Her argument about the "back-slapping, mutual admiration society, white-guy networking" is similarly fallacious. I'll use DailyKos as the exemplum here, but my argument applies to many blogs, like MyDD and TPMCafe. Kos (who isn't white, by the way) doesn't do much of the frontpage posting on DailyKos. He is one of probably upwards of 10 people (many of whom aren't white and/or male) who contributes daily to the frontpage content, and disagreements on the site are both common and heated. Armando, for instance, is notorious for rocking the boat, but nearly everyone on Kos' blog (Kos included) is regularly faced with raucous opposition. A back-slapping, mutual admiration society it is not. Bloggers on different blogs also regularly disagree, even ones with the same broad political affiliation.
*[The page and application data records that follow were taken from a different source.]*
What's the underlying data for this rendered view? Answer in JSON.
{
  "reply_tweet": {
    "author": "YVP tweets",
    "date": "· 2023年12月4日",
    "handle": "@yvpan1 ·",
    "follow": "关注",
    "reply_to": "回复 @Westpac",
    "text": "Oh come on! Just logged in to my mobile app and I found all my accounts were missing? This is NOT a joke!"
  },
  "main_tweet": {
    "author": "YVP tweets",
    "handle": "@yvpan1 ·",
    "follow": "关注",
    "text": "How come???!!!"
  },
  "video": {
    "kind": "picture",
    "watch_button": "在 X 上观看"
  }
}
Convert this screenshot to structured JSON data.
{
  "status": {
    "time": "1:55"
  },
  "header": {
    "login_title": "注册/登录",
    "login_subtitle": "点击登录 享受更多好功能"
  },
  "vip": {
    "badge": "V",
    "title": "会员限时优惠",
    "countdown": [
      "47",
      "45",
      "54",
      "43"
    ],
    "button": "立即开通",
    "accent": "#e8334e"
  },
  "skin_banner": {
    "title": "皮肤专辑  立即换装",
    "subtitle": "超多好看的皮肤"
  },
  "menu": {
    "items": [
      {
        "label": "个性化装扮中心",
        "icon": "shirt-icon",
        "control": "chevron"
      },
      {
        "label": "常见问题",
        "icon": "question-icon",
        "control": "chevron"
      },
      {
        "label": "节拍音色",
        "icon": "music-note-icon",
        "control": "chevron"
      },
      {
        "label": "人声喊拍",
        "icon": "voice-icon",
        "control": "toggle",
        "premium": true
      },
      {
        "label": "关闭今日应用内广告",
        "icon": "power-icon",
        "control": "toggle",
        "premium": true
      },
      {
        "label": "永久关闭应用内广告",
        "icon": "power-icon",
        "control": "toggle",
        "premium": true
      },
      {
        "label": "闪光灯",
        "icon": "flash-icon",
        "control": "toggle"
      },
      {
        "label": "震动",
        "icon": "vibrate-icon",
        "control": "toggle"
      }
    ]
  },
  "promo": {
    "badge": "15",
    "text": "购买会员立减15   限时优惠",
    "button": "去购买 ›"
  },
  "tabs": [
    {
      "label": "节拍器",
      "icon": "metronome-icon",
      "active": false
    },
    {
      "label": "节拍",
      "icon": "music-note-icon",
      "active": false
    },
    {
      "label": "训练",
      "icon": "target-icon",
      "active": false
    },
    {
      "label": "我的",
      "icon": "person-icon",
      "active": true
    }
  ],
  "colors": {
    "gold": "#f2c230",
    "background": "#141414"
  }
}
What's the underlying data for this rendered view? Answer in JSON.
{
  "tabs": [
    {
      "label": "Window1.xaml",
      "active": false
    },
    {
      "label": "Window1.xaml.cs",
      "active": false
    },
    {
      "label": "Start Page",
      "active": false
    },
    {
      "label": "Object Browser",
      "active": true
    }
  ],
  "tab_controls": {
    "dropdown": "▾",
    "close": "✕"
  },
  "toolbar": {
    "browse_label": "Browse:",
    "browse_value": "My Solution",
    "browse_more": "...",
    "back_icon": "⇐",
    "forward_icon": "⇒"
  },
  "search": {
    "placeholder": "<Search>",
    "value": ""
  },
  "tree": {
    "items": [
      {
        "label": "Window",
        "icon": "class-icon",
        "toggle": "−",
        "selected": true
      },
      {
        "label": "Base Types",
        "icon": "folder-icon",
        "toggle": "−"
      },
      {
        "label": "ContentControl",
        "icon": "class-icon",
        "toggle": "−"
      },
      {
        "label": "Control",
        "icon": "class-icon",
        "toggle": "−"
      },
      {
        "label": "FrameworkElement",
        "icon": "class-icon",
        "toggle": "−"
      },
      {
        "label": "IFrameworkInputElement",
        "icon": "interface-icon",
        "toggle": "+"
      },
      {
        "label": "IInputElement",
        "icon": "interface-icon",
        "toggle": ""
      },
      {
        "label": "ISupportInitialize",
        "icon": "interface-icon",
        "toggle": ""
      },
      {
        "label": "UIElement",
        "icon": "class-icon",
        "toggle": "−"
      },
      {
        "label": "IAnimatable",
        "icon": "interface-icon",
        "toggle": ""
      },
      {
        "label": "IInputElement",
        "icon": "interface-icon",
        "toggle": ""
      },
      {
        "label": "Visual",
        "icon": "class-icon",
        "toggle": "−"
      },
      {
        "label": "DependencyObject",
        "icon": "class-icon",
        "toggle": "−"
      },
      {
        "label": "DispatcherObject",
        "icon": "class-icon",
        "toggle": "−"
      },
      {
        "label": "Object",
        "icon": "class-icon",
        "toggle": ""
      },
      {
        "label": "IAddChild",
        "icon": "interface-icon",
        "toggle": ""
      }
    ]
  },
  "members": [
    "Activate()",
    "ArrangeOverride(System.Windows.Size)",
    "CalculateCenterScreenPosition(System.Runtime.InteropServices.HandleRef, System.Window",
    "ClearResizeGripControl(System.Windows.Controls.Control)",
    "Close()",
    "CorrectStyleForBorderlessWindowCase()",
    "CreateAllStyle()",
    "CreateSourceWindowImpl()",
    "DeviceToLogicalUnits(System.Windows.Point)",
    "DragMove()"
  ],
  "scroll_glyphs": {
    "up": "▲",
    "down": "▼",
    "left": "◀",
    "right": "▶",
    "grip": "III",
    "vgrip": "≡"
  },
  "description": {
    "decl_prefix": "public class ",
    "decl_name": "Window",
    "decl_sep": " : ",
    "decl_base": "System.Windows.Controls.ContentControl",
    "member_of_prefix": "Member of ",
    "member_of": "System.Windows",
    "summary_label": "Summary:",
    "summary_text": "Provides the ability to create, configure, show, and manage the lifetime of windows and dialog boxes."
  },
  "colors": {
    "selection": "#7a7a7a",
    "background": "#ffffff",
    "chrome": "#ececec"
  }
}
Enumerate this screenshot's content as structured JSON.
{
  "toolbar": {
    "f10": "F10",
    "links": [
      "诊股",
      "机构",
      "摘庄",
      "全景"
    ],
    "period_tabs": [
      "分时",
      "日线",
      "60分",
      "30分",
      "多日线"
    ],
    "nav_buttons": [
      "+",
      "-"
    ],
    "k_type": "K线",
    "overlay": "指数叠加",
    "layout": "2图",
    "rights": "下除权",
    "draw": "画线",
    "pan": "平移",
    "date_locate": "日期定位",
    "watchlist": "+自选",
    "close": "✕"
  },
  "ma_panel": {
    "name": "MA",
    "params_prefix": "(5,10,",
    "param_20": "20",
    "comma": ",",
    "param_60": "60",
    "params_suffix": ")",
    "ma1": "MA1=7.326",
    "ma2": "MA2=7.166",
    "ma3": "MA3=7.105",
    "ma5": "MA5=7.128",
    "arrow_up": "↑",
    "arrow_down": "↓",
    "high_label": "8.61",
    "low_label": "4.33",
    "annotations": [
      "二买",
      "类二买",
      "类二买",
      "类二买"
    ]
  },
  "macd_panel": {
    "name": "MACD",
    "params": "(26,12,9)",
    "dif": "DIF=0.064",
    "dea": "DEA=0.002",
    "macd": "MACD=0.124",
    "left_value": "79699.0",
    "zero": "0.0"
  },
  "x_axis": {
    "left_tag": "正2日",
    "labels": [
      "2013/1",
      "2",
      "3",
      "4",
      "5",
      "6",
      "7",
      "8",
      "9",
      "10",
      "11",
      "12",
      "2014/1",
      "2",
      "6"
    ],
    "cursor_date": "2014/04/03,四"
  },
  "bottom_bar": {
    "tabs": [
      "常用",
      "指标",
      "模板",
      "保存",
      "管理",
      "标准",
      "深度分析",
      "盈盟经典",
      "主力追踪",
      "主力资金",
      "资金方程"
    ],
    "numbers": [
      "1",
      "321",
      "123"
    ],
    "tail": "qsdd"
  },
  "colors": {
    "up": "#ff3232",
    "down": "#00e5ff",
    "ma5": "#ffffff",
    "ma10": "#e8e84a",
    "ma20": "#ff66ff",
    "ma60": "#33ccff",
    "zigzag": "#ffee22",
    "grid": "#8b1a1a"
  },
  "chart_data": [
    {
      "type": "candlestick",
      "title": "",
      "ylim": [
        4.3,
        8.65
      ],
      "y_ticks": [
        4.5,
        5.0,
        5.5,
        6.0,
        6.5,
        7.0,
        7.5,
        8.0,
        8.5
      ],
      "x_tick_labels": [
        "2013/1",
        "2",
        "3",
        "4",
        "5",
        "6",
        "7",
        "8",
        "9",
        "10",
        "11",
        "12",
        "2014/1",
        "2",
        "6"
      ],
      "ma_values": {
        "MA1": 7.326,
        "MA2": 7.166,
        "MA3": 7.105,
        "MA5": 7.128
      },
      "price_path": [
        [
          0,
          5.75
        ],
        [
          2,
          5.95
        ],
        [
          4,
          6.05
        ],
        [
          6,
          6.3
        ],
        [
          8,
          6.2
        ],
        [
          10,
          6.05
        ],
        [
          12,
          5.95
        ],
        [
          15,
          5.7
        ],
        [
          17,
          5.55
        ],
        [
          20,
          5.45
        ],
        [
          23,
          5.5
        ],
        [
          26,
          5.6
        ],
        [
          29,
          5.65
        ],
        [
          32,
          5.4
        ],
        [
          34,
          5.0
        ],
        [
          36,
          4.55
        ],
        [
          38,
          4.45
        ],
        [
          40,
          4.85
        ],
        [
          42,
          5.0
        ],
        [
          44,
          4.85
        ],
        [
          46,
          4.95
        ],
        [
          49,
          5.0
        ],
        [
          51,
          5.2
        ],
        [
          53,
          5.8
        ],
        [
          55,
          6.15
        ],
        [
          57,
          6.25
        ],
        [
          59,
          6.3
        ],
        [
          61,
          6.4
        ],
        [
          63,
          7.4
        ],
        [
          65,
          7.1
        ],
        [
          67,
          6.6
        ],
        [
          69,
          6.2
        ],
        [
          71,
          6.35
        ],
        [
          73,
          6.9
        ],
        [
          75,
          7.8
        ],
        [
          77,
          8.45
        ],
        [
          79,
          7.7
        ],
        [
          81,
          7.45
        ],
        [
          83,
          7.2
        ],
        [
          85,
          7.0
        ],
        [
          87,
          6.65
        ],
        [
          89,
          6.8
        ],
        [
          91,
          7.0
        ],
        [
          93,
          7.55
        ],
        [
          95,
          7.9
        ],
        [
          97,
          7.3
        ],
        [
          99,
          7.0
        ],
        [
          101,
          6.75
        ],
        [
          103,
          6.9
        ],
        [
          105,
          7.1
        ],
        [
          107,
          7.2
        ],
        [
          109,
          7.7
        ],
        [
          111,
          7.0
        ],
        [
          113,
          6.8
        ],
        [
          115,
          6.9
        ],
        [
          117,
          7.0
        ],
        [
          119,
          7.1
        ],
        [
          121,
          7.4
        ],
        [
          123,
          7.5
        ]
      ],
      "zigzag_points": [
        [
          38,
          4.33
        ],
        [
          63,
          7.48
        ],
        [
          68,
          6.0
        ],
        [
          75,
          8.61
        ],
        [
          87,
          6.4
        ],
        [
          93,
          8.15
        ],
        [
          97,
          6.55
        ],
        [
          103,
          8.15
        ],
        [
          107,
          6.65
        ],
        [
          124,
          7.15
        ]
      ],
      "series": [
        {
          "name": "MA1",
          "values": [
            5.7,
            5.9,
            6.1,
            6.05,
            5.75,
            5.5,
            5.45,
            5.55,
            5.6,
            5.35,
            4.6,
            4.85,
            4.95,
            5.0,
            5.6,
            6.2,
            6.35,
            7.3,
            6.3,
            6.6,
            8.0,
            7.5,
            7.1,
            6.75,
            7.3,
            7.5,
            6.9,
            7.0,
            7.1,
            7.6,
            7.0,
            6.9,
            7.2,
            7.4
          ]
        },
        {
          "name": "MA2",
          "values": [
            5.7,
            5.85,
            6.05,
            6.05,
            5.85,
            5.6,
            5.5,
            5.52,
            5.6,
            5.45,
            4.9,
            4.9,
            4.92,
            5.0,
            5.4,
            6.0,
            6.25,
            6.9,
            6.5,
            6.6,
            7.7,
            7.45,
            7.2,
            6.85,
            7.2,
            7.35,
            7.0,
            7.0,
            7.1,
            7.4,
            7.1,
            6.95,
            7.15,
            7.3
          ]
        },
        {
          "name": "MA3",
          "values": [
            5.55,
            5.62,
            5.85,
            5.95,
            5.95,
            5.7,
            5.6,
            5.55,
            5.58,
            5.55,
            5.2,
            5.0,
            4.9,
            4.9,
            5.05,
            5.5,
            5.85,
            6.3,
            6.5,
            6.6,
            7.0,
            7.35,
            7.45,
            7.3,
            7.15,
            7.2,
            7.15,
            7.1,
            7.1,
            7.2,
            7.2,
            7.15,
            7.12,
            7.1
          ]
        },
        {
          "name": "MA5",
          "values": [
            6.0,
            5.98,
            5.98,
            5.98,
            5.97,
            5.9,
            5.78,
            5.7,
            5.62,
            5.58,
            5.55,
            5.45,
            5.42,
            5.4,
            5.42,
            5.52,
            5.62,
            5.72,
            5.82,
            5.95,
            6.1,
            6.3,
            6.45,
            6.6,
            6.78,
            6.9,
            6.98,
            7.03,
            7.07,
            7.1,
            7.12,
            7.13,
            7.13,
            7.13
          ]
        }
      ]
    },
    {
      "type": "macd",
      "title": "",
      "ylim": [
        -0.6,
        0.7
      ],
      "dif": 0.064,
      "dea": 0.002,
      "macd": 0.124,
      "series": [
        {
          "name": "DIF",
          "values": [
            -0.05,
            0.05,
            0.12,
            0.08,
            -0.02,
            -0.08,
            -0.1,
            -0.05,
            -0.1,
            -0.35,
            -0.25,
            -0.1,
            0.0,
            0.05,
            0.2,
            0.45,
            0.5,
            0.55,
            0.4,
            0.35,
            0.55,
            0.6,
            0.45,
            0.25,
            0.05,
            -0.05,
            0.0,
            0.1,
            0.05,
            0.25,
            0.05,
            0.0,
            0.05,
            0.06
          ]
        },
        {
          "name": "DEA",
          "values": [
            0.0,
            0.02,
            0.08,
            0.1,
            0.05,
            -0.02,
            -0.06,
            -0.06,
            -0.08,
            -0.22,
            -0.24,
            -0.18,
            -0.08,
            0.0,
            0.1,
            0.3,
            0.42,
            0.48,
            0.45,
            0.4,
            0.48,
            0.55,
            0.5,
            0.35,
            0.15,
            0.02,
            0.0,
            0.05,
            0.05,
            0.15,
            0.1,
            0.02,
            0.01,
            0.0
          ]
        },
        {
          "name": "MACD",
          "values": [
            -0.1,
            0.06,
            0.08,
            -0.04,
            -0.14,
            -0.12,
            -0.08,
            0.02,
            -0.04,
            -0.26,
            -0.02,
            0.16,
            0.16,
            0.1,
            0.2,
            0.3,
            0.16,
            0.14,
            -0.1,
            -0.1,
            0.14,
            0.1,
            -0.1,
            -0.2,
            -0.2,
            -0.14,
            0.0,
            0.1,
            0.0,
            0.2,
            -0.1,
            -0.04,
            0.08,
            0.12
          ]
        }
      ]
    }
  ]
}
The advertising bit is false, quite simply because many blogs don't choose their advertisers. They use ad services that use software to scour the content and pick ads that suit the atmosphere of the blog. Furthermore, bloggers regularly disagree with groups that advertise on their site. There are plenty of Sherrod Brown haters on Kos, and every site with Dem party ads does a fair bit of criticizing Dems, sometimes obsessively so. I understand it's the same with the Repub ones. And how can she claim, on the one hand, that bloggers are unduly beholden to their contributors, and on the other that she doesn't want to do reporting for free (and after all, doesn't the mainstream media also depend on advertising revenues?)?
On to the "minutiae" rant. What the hell does this have to do with DailyKos and Atrios? All of a sudden we're off of political "newsy" blogs, and onto personal ones, which frankly are designed solely for keeping up with friends and family. And for that they are quite efficient. By slipping this into the middle of an argument about journalistic blogs, she is implying that this somehow applies to them (which it doesn't).
This woman is supposed to be some sort of expert?